Reynolds Square

In 1734, Reynolds Ward and Reynolds Square were both laid out along Abercorn Street. Both were named for the first colonial governor of Georgia, John Reynolds. This is interesting to note, as Reynolds was actually the least popular among all of the colonial governors. Reynolds had landed in the city in 1754 after the colony had been turned over to the Crown by the Trustees. Following the establishment of the square, it became the heart of all colonial government activities. Originally, the square was home to the House of Assembly and was the site where the Declaration of Independence was first read in Georgia.
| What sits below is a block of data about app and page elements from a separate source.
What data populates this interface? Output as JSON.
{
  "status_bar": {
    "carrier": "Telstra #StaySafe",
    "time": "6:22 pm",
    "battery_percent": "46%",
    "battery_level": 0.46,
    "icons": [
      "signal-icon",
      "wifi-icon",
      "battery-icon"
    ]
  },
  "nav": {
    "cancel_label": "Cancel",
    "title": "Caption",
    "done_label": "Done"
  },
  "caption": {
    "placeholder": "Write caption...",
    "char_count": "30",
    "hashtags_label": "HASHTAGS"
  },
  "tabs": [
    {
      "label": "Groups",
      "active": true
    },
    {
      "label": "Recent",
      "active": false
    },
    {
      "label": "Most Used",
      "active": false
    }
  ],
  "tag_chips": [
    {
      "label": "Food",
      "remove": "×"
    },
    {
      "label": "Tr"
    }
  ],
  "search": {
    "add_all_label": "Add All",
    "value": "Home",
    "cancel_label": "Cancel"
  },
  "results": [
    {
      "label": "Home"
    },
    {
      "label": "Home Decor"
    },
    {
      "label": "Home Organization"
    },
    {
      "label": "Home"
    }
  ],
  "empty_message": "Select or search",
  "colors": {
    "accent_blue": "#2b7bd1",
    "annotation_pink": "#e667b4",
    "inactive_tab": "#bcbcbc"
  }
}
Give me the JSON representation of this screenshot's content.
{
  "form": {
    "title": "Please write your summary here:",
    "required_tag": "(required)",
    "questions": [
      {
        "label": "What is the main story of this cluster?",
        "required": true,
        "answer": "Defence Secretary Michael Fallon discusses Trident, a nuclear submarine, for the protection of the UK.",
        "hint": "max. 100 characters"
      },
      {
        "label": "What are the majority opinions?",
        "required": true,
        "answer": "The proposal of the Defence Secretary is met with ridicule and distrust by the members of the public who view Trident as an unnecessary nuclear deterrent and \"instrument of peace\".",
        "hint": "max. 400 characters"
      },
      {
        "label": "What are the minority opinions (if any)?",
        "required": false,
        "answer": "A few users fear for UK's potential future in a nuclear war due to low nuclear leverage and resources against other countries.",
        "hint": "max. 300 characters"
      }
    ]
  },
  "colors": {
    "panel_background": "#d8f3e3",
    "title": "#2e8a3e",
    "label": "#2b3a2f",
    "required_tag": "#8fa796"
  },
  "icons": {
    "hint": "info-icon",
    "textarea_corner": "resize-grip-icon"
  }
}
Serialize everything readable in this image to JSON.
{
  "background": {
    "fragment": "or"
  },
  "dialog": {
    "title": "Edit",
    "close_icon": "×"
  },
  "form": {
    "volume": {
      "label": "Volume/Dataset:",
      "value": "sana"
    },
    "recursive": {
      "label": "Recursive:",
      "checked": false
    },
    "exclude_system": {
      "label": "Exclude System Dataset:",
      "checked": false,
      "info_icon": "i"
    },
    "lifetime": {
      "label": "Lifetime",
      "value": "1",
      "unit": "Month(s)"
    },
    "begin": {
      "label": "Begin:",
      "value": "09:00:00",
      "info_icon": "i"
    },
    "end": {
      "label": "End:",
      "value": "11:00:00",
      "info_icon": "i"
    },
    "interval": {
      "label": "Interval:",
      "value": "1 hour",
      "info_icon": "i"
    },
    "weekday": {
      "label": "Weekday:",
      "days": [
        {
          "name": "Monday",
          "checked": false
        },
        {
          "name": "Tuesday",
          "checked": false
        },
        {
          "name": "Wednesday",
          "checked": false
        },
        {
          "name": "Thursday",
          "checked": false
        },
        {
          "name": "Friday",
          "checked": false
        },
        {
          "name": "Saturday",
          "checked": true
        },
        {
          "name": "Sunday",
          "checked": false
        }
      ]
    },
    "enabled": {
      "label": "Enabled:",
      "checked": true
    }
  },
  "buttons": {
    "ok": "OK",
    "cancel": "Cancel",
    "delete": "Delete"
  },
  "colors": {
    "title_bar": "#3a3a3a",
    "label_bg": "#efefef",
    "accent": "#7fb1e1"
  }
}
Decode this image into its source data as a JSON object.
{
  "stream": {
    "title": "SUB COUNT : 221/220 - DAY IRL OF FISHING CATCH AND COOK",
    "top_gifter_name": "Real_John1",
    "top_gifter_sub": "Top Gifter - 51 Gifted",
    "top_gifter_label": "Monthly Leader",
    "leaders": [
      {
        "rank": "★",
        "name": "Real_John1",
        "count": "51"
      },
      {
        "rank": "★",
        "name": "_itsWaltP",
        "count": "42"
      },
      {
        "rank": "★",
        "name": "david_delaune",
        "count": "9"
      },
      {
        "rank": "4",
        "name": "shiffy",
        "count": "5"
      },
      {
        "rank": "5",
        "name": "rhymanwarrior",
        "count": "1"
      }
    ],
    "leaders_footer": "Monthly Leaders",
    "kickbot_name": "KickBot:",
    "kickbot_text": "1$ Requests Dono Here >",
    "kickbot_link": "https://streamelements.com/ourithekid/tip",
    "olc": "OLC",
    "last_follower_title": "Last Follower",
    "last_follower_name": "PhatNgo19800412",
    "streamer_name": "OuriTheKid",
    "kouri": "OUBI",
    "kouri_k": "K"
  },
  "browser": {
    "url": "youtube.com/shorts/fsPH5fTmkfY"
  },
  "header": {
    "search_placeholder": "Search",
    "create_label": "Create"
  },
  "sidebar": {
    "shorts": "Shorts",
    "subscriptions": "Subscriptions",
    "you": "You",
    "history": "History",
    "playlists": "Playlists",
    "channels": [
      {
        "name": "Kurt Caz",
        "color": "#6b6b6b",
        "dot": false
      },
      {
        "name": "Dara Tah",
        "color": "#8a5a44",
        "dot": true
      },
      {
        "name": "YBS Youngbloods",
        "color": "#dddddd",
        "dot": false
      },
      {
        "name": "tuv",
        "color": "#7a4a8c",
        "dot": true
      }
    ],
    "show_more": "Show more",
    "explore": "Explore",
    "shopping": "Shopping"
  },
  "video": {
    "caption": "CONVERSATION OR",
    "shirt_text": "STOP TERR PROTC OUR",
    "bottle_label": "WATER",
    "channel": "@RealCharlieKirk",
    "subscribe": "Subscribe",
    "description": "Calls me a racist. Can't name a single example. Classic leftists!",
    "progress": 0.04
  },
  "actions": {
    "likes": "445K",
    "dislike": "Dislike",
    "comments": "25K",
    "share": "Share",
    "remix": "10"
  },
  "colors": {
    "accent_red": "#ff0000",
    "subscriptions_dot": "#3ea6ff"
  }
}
In the years since its establishment, Reynolds Square has continued to be an important part of Georgia history. In fact, some of the most historically significant buildings in Savannah are situated in this square. For instance, the local silk making Filature was once located in the square. At the time, it was thought that it was possible to cultivate silk worms in Georgia and produce fine silk in an effort to replace the expensive fabrics that were imported from overseas. Unfortunately, the experiment finally failed as it was found that the silkworm cocoons were not able to mature properly, a fact that was likely due to the humid climate in Georgia. The Filature was later converted into a meetinghouse and later housed a city hall until 1845. In 1791, a dance was given at the hall in honor of George Washington.

While that building did not survive, two notable homes in the square did survive until modern times. One of those homes is the Pink House/Habersham House. The house was constructed during the 18th century at 23 Abercorn Street. The home was built by James Habersham, Jr. in the Georgian Style of the time. Over the course of time, the home was owned by a number of notable families and was even the home of a couple of banks. During this time, a wide array of architectural and decorative changes was made to the home. A wing was even added during the 1870s. The home was slated for demolition by the 1930s, but it was ultimately saved when Alida Harper opted to open a tea room in the home. Today, the home is the site of a restaurant.

The Oliver-Sturgis house was finished in 1813 at 27 Abercorn Street by Oliver Sturgis. Today, the home is considered one of the most architecturally significant homes in Savannah. Also located on Reynolds Square is the Leroy Myers Cigar building and Lucas Theater. The theater was actually constructed for Colonel Arthur Lucas, a native of Savannah, and was originally intended to serve as a venue for vaudeville shows and silent films. It was later refitted to host the showing of ‘talkies.’ The theater served in this capacity until 1976, when plans were underway to demolish it until it was saved by a partnership that restored and modernized the theater. Today, the theater is considered one of the most romantic in the city. The Leroy Myers Cigar building, constructed by Henrik Wallin, was constructed with Mediterranean inspiration and featured a tower, overhanging eaves, and arches. Today, the building houses the administrative offices for the Christ Church. Visitors to the square today will also find a statue dedicated to the memory of Reverent John Wesley, who was one of the first rectors of the Christ Church in Savannah and is known as the founder of Methodism.